**Exercise prompt**
Using the data below, determine the number of lines that include the string "JSON". Write only that number.

**Page and application data records**

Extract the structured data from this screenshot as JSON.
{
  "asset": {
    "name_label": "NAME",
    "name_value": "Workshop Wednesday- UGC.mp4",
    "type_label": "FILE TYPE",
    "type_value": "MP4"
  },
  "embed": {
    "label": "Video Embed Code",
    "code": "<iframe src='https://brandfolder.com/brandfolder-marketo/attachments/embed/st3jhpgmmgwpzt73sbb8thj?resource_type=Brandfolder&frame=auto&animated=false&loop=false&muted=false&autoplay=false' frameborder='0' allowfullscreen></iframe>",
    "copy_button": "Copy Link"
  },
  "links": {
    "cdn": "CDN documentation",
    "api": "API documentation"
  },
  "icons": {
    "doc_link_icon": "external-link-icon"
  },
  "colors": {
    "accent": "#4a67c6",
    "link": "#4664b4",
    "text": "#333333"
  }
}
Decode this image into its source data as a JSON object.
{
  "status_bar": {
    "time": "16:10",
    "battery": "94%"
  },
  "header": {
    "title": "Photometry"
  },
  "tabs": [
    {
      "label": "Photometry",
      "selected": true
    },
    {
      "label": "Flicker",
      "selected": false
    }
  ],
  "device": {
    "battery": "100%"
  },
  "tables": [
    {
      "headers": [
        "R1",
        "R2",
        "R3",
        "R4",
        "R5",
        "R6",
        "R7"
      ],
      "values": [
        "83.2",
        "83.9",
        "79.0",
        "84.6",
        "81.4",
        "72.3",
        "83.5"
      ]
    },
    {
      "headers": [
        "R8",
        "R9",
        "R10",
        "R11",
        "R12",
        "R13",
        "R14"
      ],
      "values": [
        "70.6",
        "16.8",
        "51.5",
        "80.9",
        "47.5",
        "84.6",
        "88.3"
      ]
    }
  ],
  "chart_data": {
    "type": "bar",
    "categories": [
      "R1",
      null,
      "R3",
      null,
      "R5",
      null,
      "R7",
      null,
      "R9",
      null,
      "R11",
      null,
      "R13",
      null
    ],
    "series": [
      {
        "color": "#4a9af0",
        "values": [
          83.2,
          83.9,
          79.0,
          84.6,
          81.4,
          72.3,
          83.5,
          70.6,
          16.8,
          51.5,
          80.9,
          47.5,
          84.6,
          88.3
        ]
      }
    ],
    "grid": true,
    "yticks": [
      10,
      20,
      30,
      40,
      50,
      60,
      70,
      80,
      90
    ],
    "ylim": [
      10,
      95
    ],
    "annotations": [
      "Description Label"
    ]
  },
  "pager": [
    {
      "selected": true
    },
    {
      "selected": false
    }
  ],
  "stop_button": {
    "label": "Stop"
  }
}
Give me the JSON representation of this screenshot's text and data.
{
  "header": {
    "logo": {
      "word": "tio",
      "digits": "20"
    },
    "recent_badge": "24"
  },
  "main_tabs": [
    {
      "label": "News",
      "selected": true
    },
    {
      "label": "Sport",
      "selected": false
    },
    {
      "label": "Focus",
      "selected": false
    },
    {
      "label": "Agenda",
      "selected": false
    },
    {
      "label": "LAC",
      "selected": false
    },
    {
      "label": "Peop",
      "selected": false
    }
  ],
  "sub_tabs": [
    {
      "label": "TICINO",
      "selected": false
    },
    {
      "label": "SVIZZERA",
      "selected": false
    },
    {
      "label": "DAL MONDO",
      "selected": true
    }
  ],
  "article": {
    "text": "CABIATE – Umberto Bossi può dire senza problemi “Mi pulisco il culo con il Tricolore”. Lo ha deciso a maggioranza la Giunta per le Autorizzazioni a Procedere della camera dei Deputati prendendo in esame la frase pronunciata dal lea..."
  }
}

**Solution for this exercise**
3